Work out how many lines in the data hold the word "Volume", and reply with that number only.

*** Data provided ***

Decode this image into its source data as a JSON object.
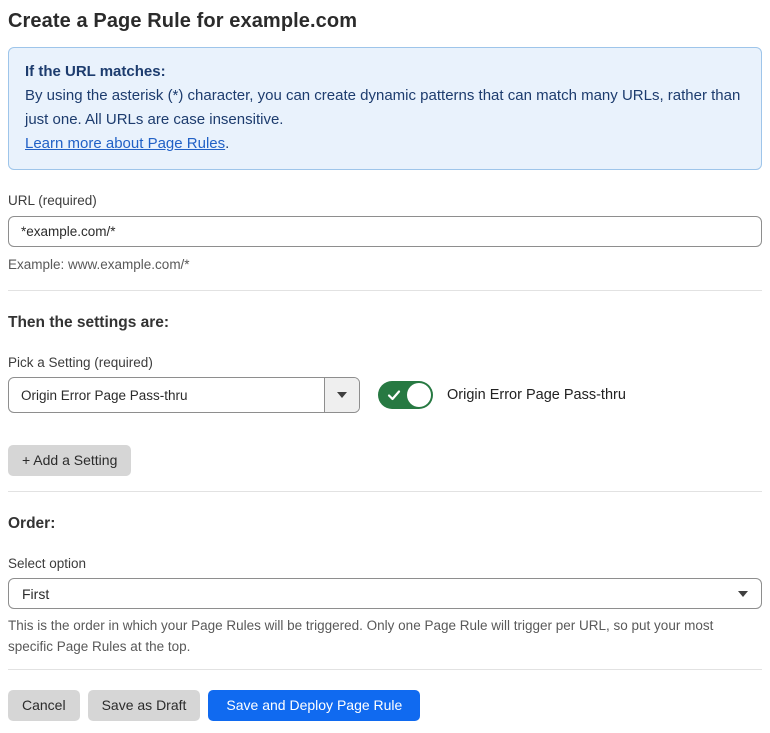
{
  "page": {
    "title": "Create a Page Rule for example.com"
  },
  "info_box": {
    "heading": "If the URL matches:",
    "body": "By using the asterisk (*) character, you can create dynamic patterns that can match many URLs, rather than just one. All URLs are case insensitive.",
    "link_text": "Learn more about Page Rules",
    "link_suffix": "."
  },
  "url_field": {
    "label": "URL (required)",
    "value": "*example.com/*",
    "helper": "Example: www.example.com/*"
  },
  "settings_section": {
    "heading": "Then the settings are:",
    "picker_label": "Pick a Setting (required)",
    "picker_value": "Origin Error Page Pass-thru",
    "toggle_state": "on",
    "toggle_label": "Origin Error Page Pass-thru",
    "add_setting_button": "+ Add a Setting"
  },
  "order_section": {
    "heading": "Order:",
    "select_label": "Select option",
    "select_value": "First",
    "helper": "This is the order in which your Page Rules will be triggered. Only one Page Rule will trigger per URL, so put your most specific Page Rules at the top."
  },
  "footer": {
    "cancel_label": "Cancel",
    "save_draft_label": "Save as Draft",
    "save_deploy_label": "Save and Deploy Page Rule"
  },
  "colors": {
    "info_bg": "#e9f2fc",
    "info_border": "#9ec5ea",
    "info_text": "#1d3c6e",
    "link": "#2161c6",
    "toggle_on": "#277942",
    "primary_button": "#106af0",
    "secondary_button": "#d6d6d6"
  }
}
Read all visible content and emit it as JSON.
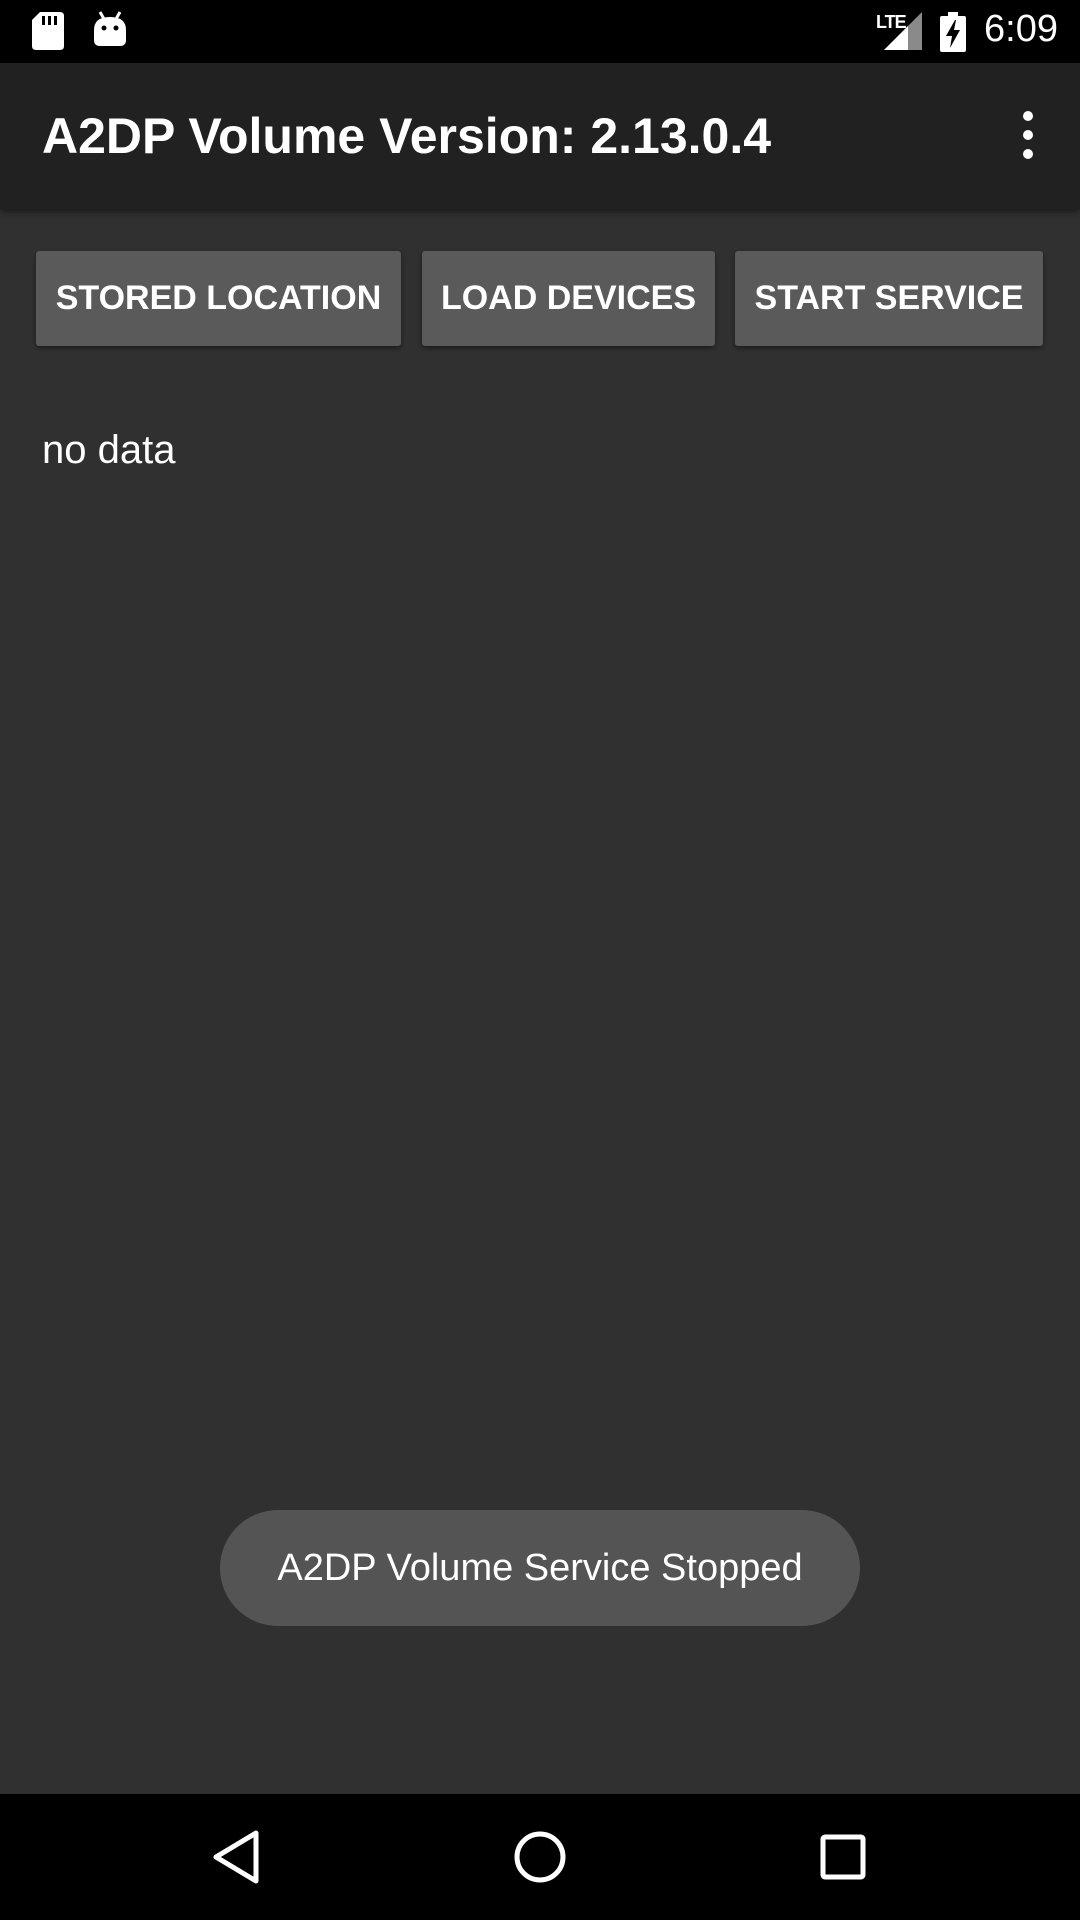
{
  "status_bar": {
    "time": "6:09",
    "network_label": "LTE",
    "icons": [
      "sd-card-icon",
      "android-debug-icon",
      "signal-icon",
      "battery-charging-icon"
    ]
  },
  "app_bar": {
    "title": "A2DP Volume Version: 2.13.0.4",
    "overflow_icon": "more-vert-icon"
  },
  "buttons": {
    "stored_location": "STORED LOCATION",
    "load_devices": "LOAD DEVICES",
    "start_service": "START SERVICE"
  },
  "content": {
    "status_text": "no data"
  },
  "toast": {
    "message": "A2DP Volume Service Stopped"
  },
  "nav_bar": {
    "icons": [
      "back-icon",
      "home-icon",
      "recents-icon"
    ]
  },
  "colors": {
    "background": "#303030",
    "app_bar": "#212121",
    "button": "#5a5a5a",
    "toast": "#545454",
    "text": "#ffffff"
  }
}
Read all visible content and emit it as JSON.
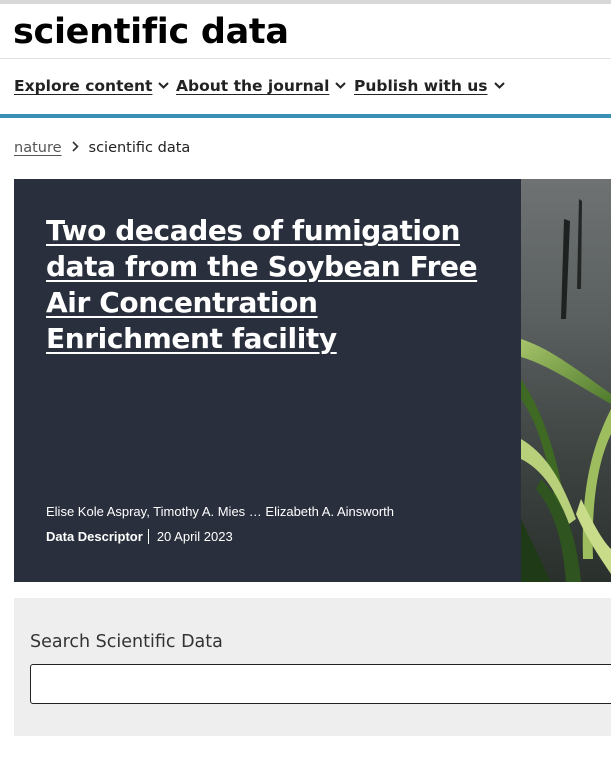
{
  "header": {
    "logo_light": "scientific",
    "logo_bold": "data"
  },
  "nav": {
    "items": [
      {
        "label": "Explore content",
        "icon": "chevron-down-icon"
      },
      {
        "label": "About the journal",
        "icon": "chevron-down-icon"
      },
      {
        "label": "Publish with us",
        "icon": "chevron-down-icon"
      }
    ]
  },
  "breadcrumb": {
    "items": [
      {
        "label": "nature"
      },
      {
        "label": "scientific data"
      }
    ],
    "separator_icon": "chevron-right-icon"
  },
  "hero": {
    "title": "Two decades of fumigation data from the Soybean Free Air Concentration Enrichment facility",
    "authors": "Elise Kole Aspray, Timothy A. Mies … Elizabeth A. Ainsworth",
    "article_type": "Data Descriptor",
    "date": "20 April 2023",
    "image_subject": "corn plants under stormy sky"
  },
  "search": {
    "label": "Search Scientific Data",
    "value": "",
    "placeholder": ""
  },
  "colors": {
    "accent": "#3a8fb7",
    "hero_panel": "#292f3c",
    "search_block": "#eeeeee"
  }
}
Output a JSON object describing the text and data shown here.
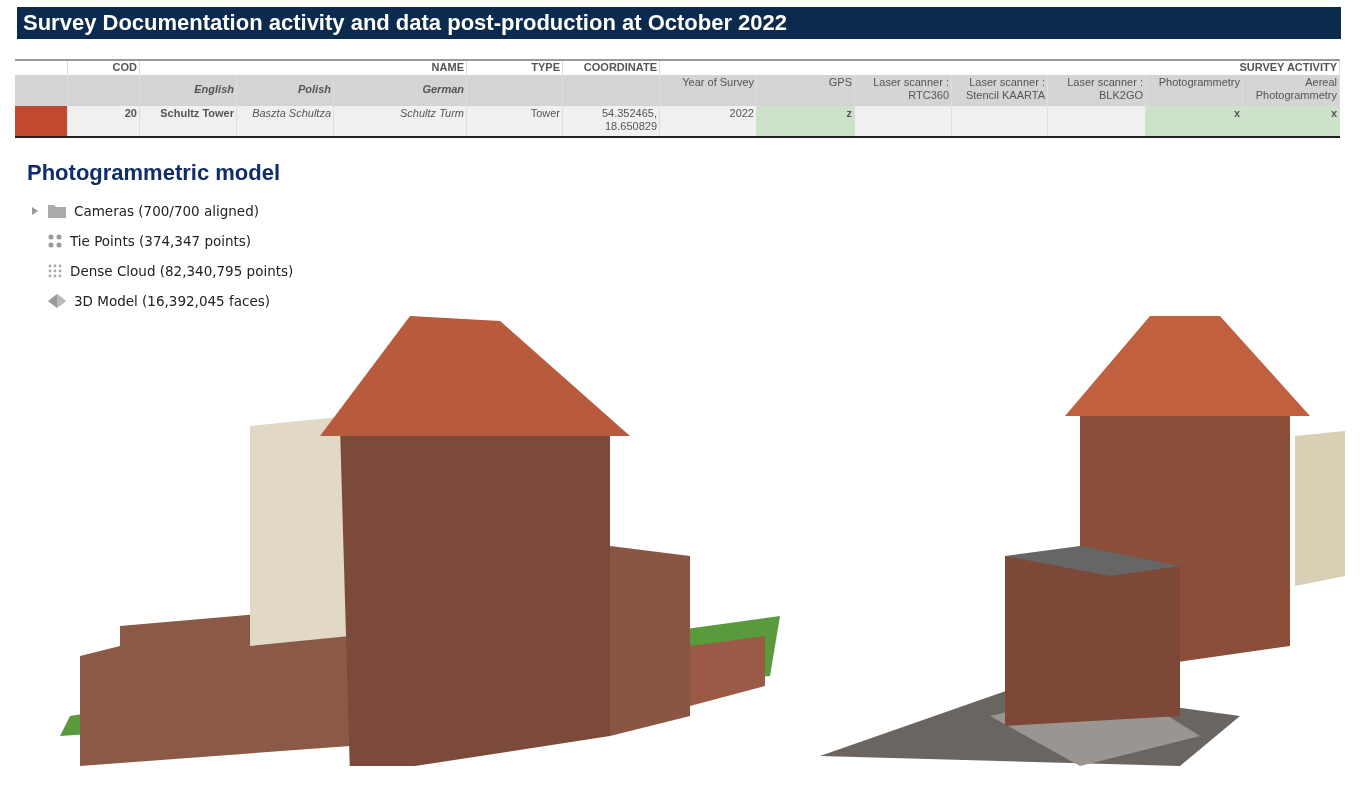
{
  "title": "Survey Documentation activity and data post-production at October 2022",
  "table": {
    "header": [
      {
        "label": "COD"
      },
      {
        "label": "NAME",
        "subcolumns": [
          "English",
          "Polish",
          "German"
        ]
      },
      {
        "label": "TYPE"
      },
      {
        "label": "COORDINATE"
      },
      {
        "label": "SURVEY ACTIVITY",
        "subcolumns": [
          "Year of Survey",
          "GPS",
          "Laser scanner :\nRTC360",
          "Laser scanner :\nStencil KAARTA",
          "Laser scanner :\nBLK2GO",
          "Photogrammetry",
          "Aereal\nPhotogrammetry"
        ]
      }
    ],
    "rows": [
      {
        "color": "#c0492f",
        "cells": [
          {
            "text": "20",
            "bold": true,
            "italic": false,
            "highlighted": false
          },
          {
            "text": "Schultz Tower",
            "bold": true,
            "italic": false,
            "highlighted": false
          },
          {
            "text": "Baszta Schultza",
            "bold": false,
            "italic": true,
            "highlighted": false
          },
          {
            "text": "Schultz Turm",
            "bold": false,
            "italic": true,
            "highlighted": false
          },
          {
            "text": "Tower",
            "bold": false,
            "italic": false,
            "highlighted": false
          },
          {
            "text": "54.352465,\n18.650829",
            "bold": false,
            "italic": false,
            "highlighted": false
          },
          {
            "text": "2022",
            "bold": false,
            "italic": false,
            "highlighted": false
          },
          {
            "text": "z",
            "bold": true,
            "italic": false,
            "highlighted": true
          },
          {
            "highlighted": false
          },
          {
            "highlighted": false
          },
          {
            "highlighted": false
          },
          {
            "text": "x",
            "bold": true,
            "italic": false,
            "highlighted": true
          },
          {
            "text": "x",
            "bold": true,
            "italic": false,
            "highlighted": true
          }
        ]
      }
    ]
  },
  "model_section": {
    "heading": "Photogrammetric model",
    "tree": [
      {
        "kind": "cameras",
        "label": "Cameras (700/700 aligned)",
        "expanded": false
      },
      {
        "kind": "tie-points",
        "label": "Tie Points (374,347 points)"
      },
      {
        "kind": "dense-cloud",
        "label": "Dense Cloud (82,340,795 points)"
      },
      {
        "kind": "model",
        "label": "3D Model (16,392,045 faces)"
      }
    ]
  }
}
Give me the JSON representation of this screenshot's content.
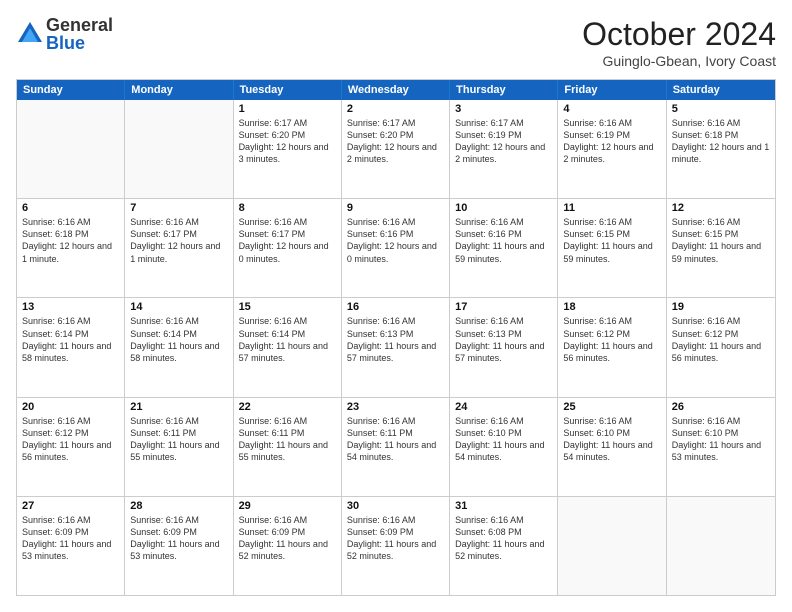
{
  "header": {
    "logo_general": "General",
    "logo_blue": "Blue",
    "month_title": "October 2024",
    "location": "Guinglo-Gbean, Ivory Coast"
  },
  "weekdays": [
    "Sunday",
    "Monday",
    "Tuesday",
    "Wednesday",
    "Thursday",
    "Friday",
    "Saturday"
  ],
  "rows": [
    [
      {
        "day": "",
        "text": "",
        "empty": true
      },
      {
        "day": "",
        "text": "",
        "empty": true
      },
      {
        "day": "1",
        "text": "Sunrise: 6:17 AM\nSunset: 6:20 PM\nDaylight: 12 hours and 3 minutes."
      },
      {
        "day": "2",
        "text": "Sunrise: 6:17 AM\nSunset: 6:20 PM\nDaylight: 12 hours and 2 minutes."
      },
      {
        "day": "3",
        "text": "Sunrise: 6:17 AM\nSunset: 6:19 PM\nDaylight: 12 hours and 2 minutes."
      },
      {
        "day": "4",
        "text": "Sunrise: 6:16 AM\nSunset: 6:19 PM\nDaylight: 12 hours and 2 minutes."
      },
      {
        "day": "5",
        "text": "Sunrise: 6:16 AM\nSunset: 6:18 PM\nDaylight: 12 hours and 1 minute."
      }
    ],
    [
      {
        "day": "6",
        "text": "Sunrise: 6:16 AM\nSunset: 6:18 PM\nDaylight: 12 hours and 1 minute."
      },
      {
        "day": "7",
        "text": "Sunrise: 6:16 AM\nSunset: 6:17 PM\nDaylight: 12 hours and 1 minute."
      },
      {
        "day": "8",
        "text": "Sunrise: 6:16 AM\nSunset: 6:17 PM\nDaylight: 12 hours and 0 minutes."
      },
      {
        "day": "9",
        "text": "Sunrise: 6:16 AM\nSunset: 6:16 PM\nDaylight: 12 hours and 0 minutes."
      },
      {
        "day": "10",
        "text": "Sunrise: 6:16 AM\nSunset: 6:16 PM\nDaylight: 11 hours and 59 minutes."
      },
      {
        "day": "11",
        "text": "Sunrise: 6:16 AM\nSunset: 6:15 PM\nDaylight: 11 hours and 59 minutes."
      },
      {
        "day": "12",
        "text": "Sunrise: 6:16 AM\nSunset: 6:15 PM\nDaylight: 11 hours and 59 minutes."
      }
    ],
    [
      {
        "day": "13",
        "text": "Sunrise: 6:16 AM\nSunset: 6:14 PM\nDaylight: 11 hours and 58 minutes."
      },
      {
        "day": "14",
        "text": "Sunrise: 6:16 AM\nSunset: 6:14 PM\nDaylight: 11 hours and 58 minutes."
      },
      {
        "day": "15",
        "text": "Sunrise: 6:16 AM\nSunset: 6:14 PM\nDaylight: 11 hours and 57 minutes."
      },
      {
        "day": "16",
        "text": "Sunrise: 6:16 AM\nSunset: 6:13 PM\nDaylight: 11 hours and 57 minutes."
      },
      {
        "day": "17",
        "text": "Sunrise: 6:16 AM\nSunset: 6:13 PM\nDaylight: 11 hours and 57 minutes."
      },
      {
        "day": "18",
        "text": "Sunrise: 6:16 AM\nSunset: 6:12 PM\nDaylight: 11 hours and 56 minutes."
      },
      {
        "day": "19",
        "text": "Sunrise: 6:16 AM\nSunset: 6:12 PM\nDaylight: 11 hours and 56 minutes."
      }
    ],
    [
      {
        "day": "20",
        "text": "Sunrise: 6:16 AM\nSunset: 6:12 PM\nDaylight: 11 hours and 56 minutes."
      },
      {
        "day": "21",
        "text": "Sunrise: 6:16 AM\nSunset: 6:11 PM\nDaylight: 11 hours and 55 minutes."
      },
      {
        "day": "22",
        "text": "Sunrise: 6:16 AM\nSunset: 6:11 PM\nDaylight: 11 hours and 55 minutes."
      },
      {
        "day": "23",
        "text": "Sunrise: 6:16 AM\nSunset: 6:11 PM\nDaylight: 11 hours and 54 minutes."
      },
      {
        "day": "24",
        "text": "Sunrise: 6:16 AM\nSunset: 6:10 PM\nDaylight: 11 hours and 54 minutes."
      },
      {
        "day": "25",
        "text": "Sunrise: 6:16 AM\nSunset: 6:10 PM\nDaylight: 11 hours and 54 minutes."
      },
      {
        "day": "26",
        "text": "Sunrise: 6:16 AM\nSunset: 6:10 PM\nDaylight: 11 hours and 53 minutes."
      }
    ],
    [
      {
        "day": "27",
        "text": "Sunrise: 6:16 AM\nSunset: 6:09 PM\nDaylight: 11 hours and 53 minutes."
      },
      {
        "day": "28",
        "text": "Sunrise: 6:16 AM\nSunset: 6:09 PM\nDaylight: 11 hours and 53 minutes."
      },
      {
        "day": "29",
        "text": "Sunrise: 6:16 AM\nSunset: 6:09 PM\nDaylight: 11 hours and 52 minutes."
      },
      {
        "day": "30",
        "text": "Sunrise: 6:16 AM\nSunset: 6:09 PM\nDaylight: 11 hours and 52 minutes."
      },
      {
        "day": "31",
        "text": "Sunrise: 6:16 AM\nSunset: 6:08 PM\nDaylight: 11 hours and 52 minutes."
      },
      {
        "day": "",
        "text": "",
        "empty": true
      },
      {
        "day": "",
        "text": "",
        "empty": true
      }
    ]
  ]
}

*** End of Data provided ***

» Response area
2